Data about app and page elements

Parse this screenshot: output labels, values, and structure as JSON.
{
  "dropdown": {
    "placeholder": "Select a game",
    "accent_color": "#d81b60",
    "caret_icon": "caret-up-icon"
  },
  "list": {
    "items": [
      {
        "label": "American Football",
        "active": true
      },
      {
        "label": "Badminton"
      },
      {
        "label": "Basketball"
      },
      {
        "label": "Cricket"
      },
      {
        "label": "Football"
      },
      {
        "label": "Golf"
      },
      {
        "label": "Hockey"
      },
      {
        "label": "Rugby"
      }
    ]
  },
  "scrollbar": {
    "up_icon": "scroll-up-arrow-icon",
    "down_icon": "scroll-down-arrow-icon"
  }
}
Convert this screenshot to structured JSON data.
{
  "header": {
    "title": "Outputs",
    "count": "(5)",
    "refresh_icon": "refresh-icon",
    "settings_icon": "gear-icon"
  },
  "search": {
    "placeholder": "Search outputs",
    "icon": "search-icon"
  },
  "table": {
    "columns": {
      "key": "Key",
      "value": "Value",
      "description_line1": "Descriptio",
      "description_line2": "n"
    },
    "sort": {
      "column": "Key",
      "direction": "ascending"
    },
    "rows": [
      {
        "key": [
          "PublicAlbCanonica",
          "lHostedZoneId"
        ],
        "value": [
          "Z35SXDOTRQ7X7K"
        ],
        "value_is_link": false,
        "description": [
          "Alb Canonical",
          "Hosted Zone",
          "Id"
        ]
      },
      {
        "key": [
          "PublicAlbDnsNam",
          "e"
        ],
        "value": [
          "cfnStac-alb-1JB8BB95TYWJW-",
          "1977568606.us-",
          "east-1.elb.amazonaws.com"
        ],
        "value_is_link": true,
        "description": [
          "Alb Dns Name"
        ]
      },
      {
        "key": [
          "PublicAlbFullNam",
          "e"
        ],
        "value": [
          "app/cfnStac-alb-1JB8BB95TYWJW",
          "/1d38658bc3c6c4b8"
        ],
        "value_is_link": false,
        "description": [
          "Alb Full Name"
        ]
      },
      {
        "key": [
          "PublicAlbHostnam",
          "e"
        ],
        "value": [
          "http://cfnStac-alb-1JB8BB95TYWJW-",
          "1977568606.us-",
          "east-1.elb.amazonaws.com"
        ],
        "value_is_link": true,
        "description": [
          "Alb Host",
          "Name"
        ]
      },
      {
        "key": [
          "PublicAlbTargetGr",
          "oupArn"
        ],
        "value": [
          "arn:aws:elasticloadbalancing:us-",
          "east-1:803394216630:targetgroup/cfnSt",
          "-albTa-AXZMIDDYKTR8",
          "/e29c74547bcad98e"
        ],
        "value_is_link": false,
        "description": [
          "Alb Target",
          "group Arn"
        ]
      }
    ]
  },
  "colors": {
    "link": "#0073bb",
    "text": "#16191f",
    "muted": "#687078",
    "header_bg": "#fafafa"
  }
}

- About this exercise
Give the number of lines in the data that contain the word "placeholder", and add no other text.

- Task response
2